▶ **INSTRUCTIONS TO FOLLOW**: For the entries that appear below, write out the exact text and omit the pictures.

(DATA FOR THIS EXERCISE Opens)

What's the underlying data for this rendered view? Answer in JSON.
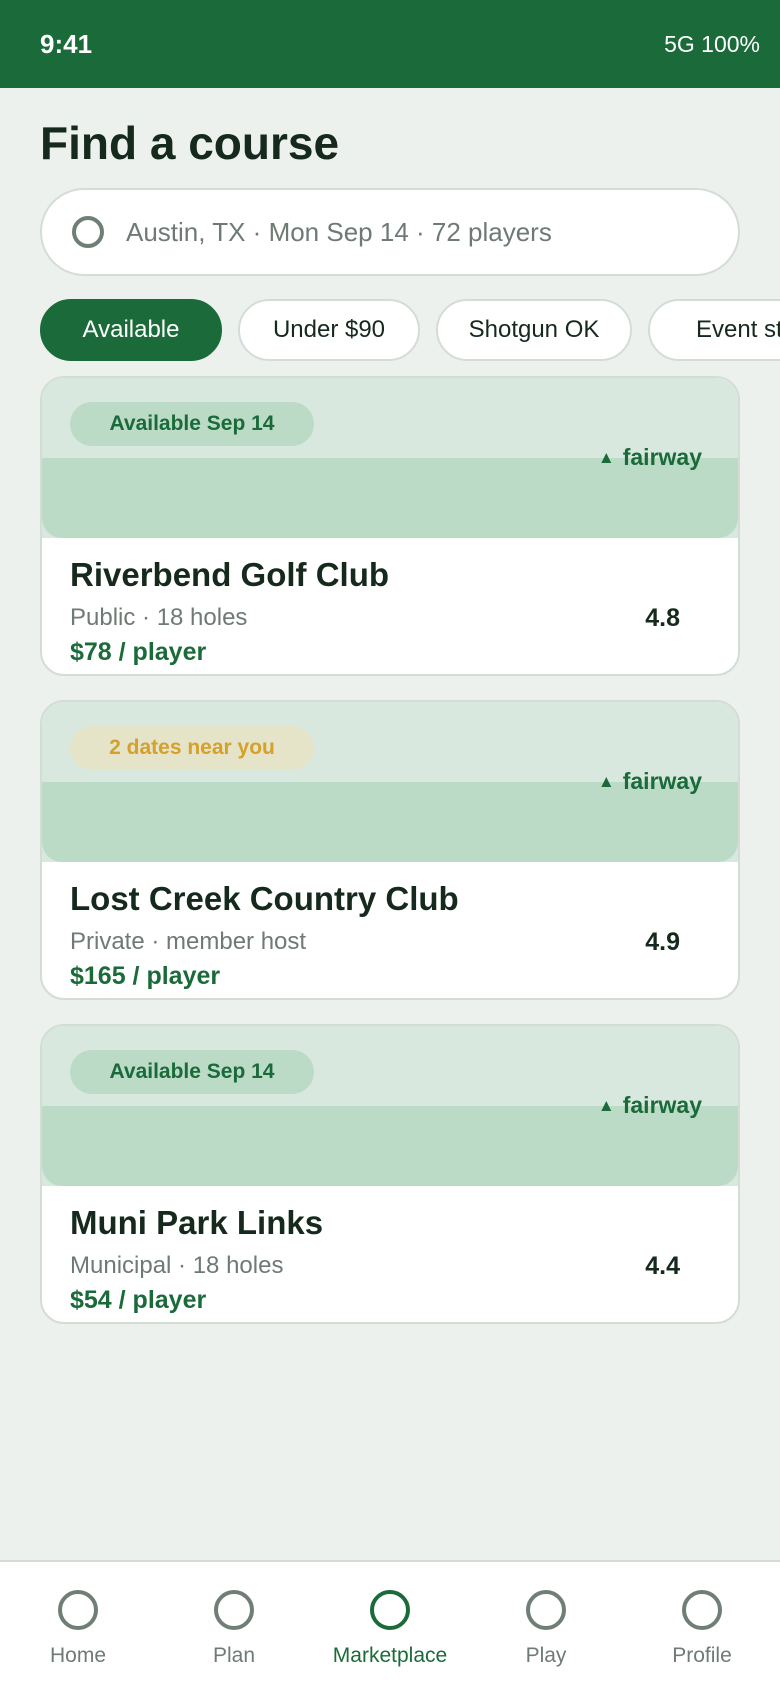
{
  "status_bar": {
    "time": "9:41",
    "signal_battery": "5G 100%"
  },
  "header": {
    "title": "Find a course"
  },
  "search": {
    "icon": "search-icon",
    "text": "Austin, TX · Mon Sep 14 · 72 players"
  },
  "filters": [
    {
      "label": "Available",
      "active": true
    },
    {
      "label": "Under $90",
      "active": false
    },
    {
      "label": "Shotgun OK",
      "active": false
    },
    {
      "label": "Event st",
      "active": false
    }
  ],
  "courses": [
    {
      "badge": "Available Sep 14",
      "badge_tone": "green",
      "tag": "fairway",
      "name": "Riverbend Golf Club",
      "meta": "Public · 18 holes",
      "price": "$78 / player",
      "rating": "4.8"
    },
    {
      "badge": "2 dates near you",
      "badge_tone": "amber",
      "tag": "fairway",
      "name": "Lost Creek Country Club",
      "meta": "Private · member host",
      "price": "$165 / player",
      "rating": "4.9"
    },
    {
      "badge": "Available Sep 14",
      "badge_tone": "green",
      "tag": "fairway",
      "name": "Muni Park Links",
      "meta": "Municipal · 18 holes",
      "price": "$54 / player",
      "rating": "4.4"
    }
  ],
  "tabbar": [
    {
      "label": "Home",
      "active": false
    },
    {
      "label": "Plan",
      "active": false
    },
    {
      "label": "Marketplace",
      "active": true
    },
    {
      "label": "Play",
      "active": false
    },
    {
      "label": "Profile",
      "active": false
    }
  ],
  "colors": {
    "brand": "#1b6b3a",
    "background": "#ecf1ed",
    "hero_light": "#d8e8de",
    "hero_band": "#bbdbc7",
    "amber": "#d4a12a"
  }
}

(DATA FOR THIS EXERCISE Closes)

▶ **OUTPUT OF THE EXERCISE**:
What's the underlying data for this rendered view? Answer in JSON.
{
  "status_bar": {
    "time": "9:41",
    "signal_battery": "5G 100%"
  },
  "header": {
    "title": "Find a course"
  },
  "search": {
    "icon": "search-icon",
    "text": "Austin, TX · Mon Sep 14 · 72 players"
  },
  "filters": [
    {
      "label": "Available",
      "active": true
    },
    {
      "label": "Under $90",
      "active": false
    },
    {
      "label": "Shotgun OK",
      "active": false
    },
    {
      "label": "Event st",
      "active": false
    }
  ],
  "courses": [
    {
      "badge": "Available Sep 14",
      "badge_tone": "green",
      "tag": "fairway",
      "name": "Riverbend Golf Club",
      "meta": "Public · 18 holes",
      "price": "$78 / player",
      "rating": "4.8"
    },
    {
      "badge": "2 dates near you",
      "badge_tone": "amber",
      "tag": "fairway",
      "name": "Lost Creek Country Club",
      "meta": "Private · member host",
      "price": "$165 / player",
      "rating": "4.9"
    },
    {
      "badge": "Available Sep 14",
      "badge_tone": "green",
      "tag": "fairway",
      "name": "Muni Park Links",
      "meta": "Municipal · 18 holes",
      "price": "$54 / player",
      "rating": "4.4"
    }
  ],
  "tabbar": [
    {
      "label": "Home",
      "active": false
    },
    {
      "label": "Plan",
      "active": false
    },
    {
      "label": "Marketplace",
      "active": true
    },
    {
      "label": "Play",
      "active": false
    },
    {
      "label": "Profile",
      "active": false
    }
  ],
  "colors": {
    "brand": "#1b6b3a",
    "background": "#ecf1ed",
    "hero_light": "#d8e8de",
    "hero_band": "#bbdbc7",
    "amber": "#d4a12a"
  }
}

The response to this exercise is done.